Directions: Among the lines below, count those with "threshold". Give the total alone.

Dataset records
========

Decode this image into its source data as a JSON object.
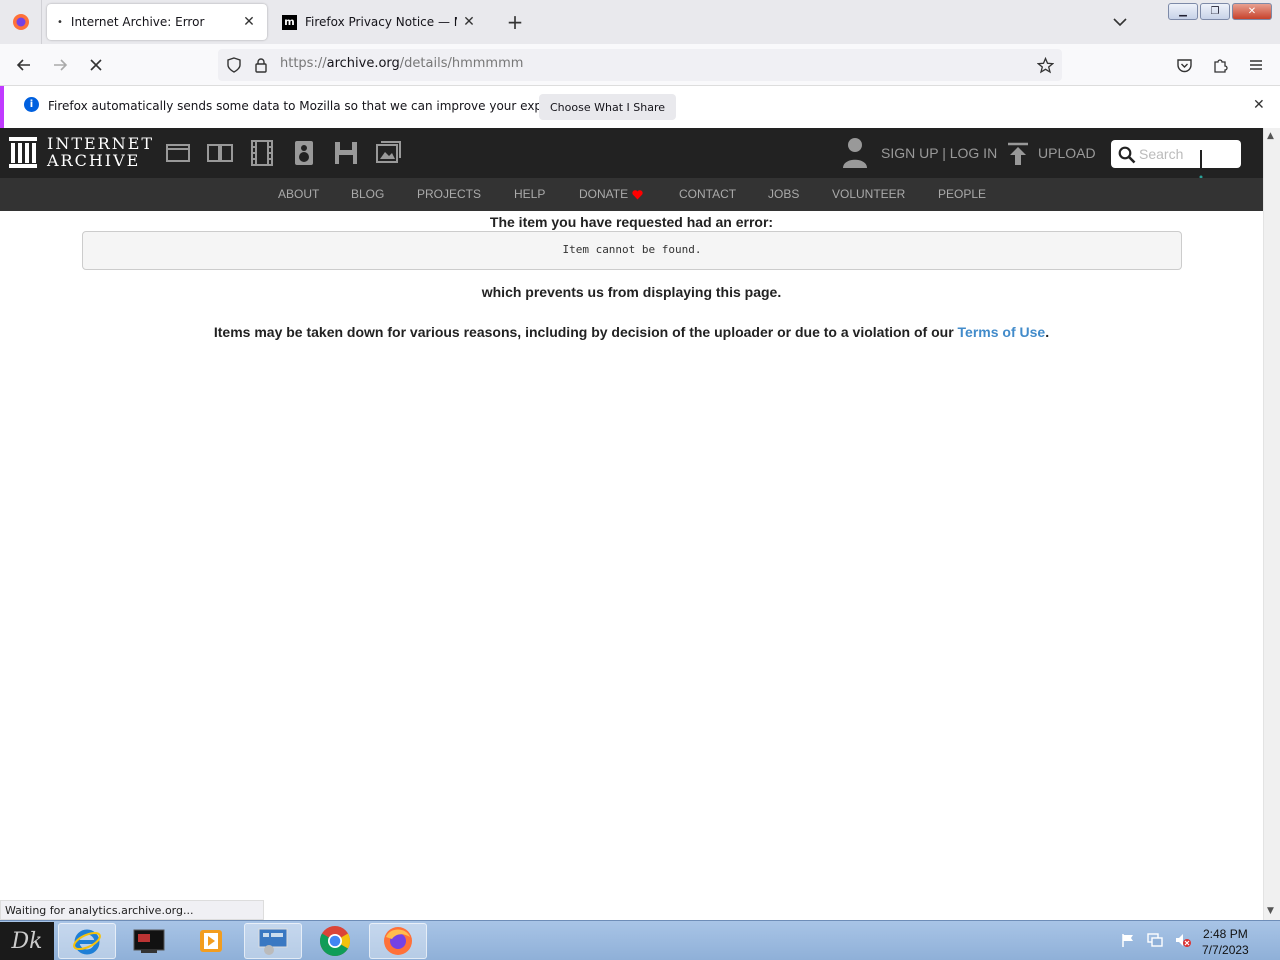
{
  "browser": {
    "tabs": [
      {
        "title": "Internet Archive: Error",
        "active": true
      },
      {
        "title": "Firefox Privacy Notice — Mozilla",
        "active": false
      }
    ],
    "url_scheme": "https://",
    "url_host": "archive.org",
    "url_path": "/details/hmmmmm",
    "status_text": "Waiting for analytics.archive.org..."
  },
  "notification": {
    "message": "Firefox automatically sends some data to Mozilla so that we can improve your experience.",
    "button": "Choose What I Share"
  },
  "ia": {
    "logo_line1": "INTERNET",
    "logo_line2": "ARCHIVE",
    "signup": "SIGN UP | LOG IN",
    "upload": "UPLOAD",
    "search_placeholder": "Search",
    "nav": [
      "ABOUT",
      "BLOG",
      "PROJECTS",
      "HELP",
      "DONATE",
      "CONTACT",
      "JOBS",
      "VOLUNTEER",
      "PEOPLE"
    ],
    "colors": {
      "header": "#222222",
      "nav": "#333333",
      "donate_heart": "#ff0000"
    }
  },
  "content": {
    "error_heading": "The item you have requested had an error:",
    "error_message": "Item cannot be found.",
    "prevents": "which prevents us from displaying this page.",
    "reasons": "Items may be taken down for various reasons, including by decision of the uploader or due to a violation of our",
    "terms_link": "Terms of Use",
    "period": "."
  },
  "taskbar": {
    "time": "2:48 PM",
    "date": "7/7/2023",
    "start_label": "Dk",
    "apps": [
      "internet-explorer-icon",
      "media-center-icon",
      "media-player-icon",
      "control-panel-icon",
      "chrome-icon",
      "firefox-icon"
    ]
  }
}
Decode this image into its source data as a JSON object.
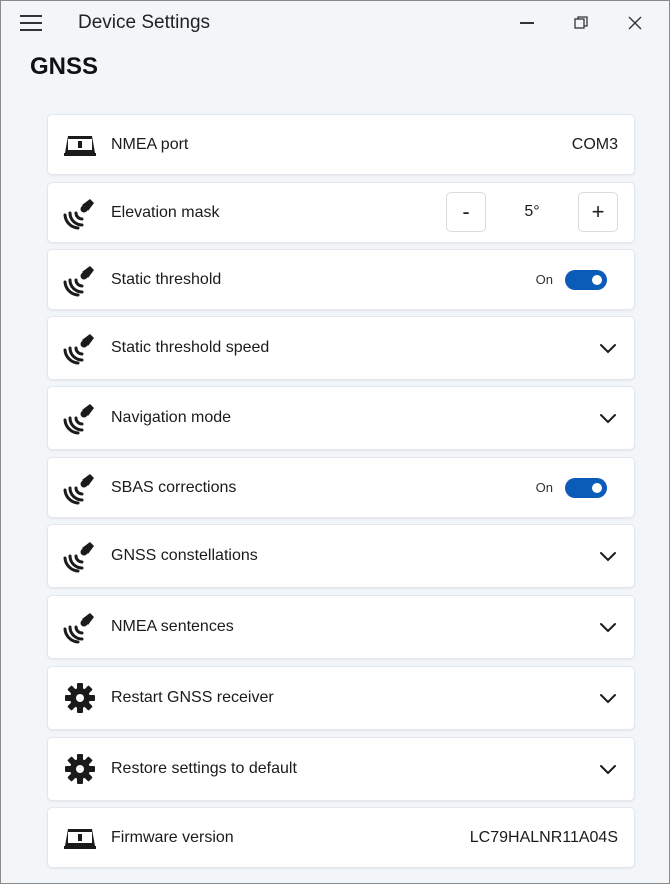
{
  "window": {
    "title": "Device Settings",
    "icons": {
      "menu": "hamburger-icon",
      "minimize": "minimize-icon",
      "maximize": "restore-icon",
      "close": "close-icon"
    }
  },
  "page": {
    "title": "GNSS"
  },
  "colors": {
    "accent": "#0b5cb8",
    "card": "#ffffff",
    "background": "#f3f6f9"
  },
  "settings": [
    {
      "label": "NMEA port",
      "icon": "device-icon",
      "type": "value",
      "value": "COM3"
    },
    {
      "label": "Elevation mask",
      "icon": "satellite-icon",
      "type": "stepper",
      "value": "5°",
      "minus": "-",
      "plus": "+"
    },
    {
      "label": "Static threshold",
      "icon": "satellite-icon",
      "type": "toggle",
      "state": "On"
    },
    {
      "label": "Static threshold speed",
      "icon": "satellite-icon",
      "type": "expander"
    },
    {
      "label": "Navigation mode",
      "icon": "satellite-icon",
      "type": "expander"
    },
    {
      "label": "SBAS corrections",
      "icon": "satellite-icon",
      "type": "toggle",
      "state": "On"
    },
    {
      "label": "GNSS constellations",
      "icon": "satellite-icon",
      "type": "expander"
    },
    {
      "label": "NMEA sentences",
      "icon": "satellite-icon",
      "type": "expander"
    },
    {
      "label": "Restart GNSS receiver",
      "icon": "gear-icon",
      "type": "expander"
    },
    {
      "label": "Restore settings to default",
      "icon": "gear-icon",
      "type": "expander"
    },
    {
      "label": "Firmware version",
      "icon": "device-icon",
      "type": "value",
      "value": "LC79HALNR11A04S"
    }
  ]
}
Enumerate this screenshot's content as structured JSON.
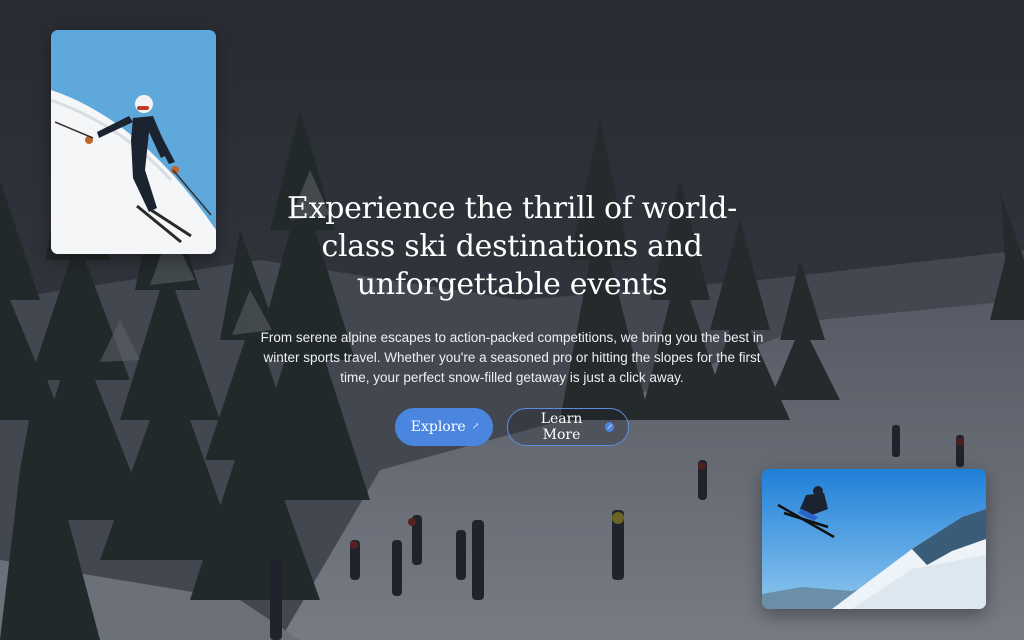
{
  "hero": {
    "headline": "Experience the thrill of world-class ski destinations and unforgettable events",
    "subtext": "From serene alpine escapes to action-packed competitions, we bring you the best in winter sports travel. Whether you're a seasoned pro or hitting the slopes for the first time, your perfect snow-filled getaway is just a click away."
  },
  "actions": {
    "explore_label": "Explore",
    "learn_more_label": "Learn More"
  },
  "icons": {
    "explore": "arrow-up-right-icon",
    "learn_more": "arrow-circle-icon"
  },
  "colors": {
    "accent": "#4a86e0",
    "overlay": "#14161c"
  }
}
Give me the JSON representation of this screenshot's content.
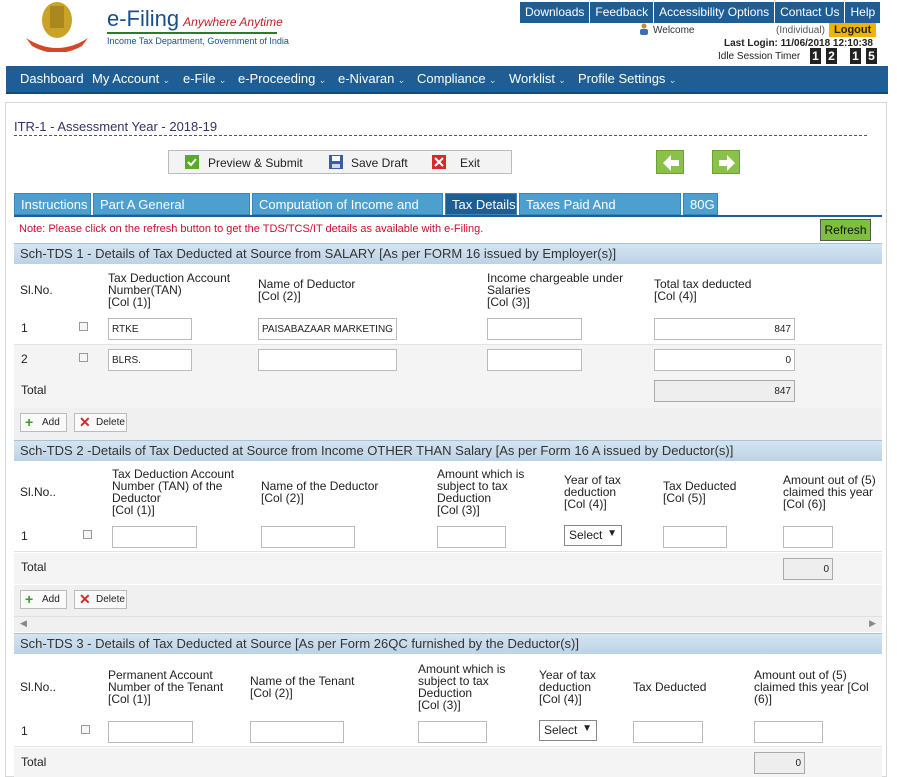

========

Task response: 2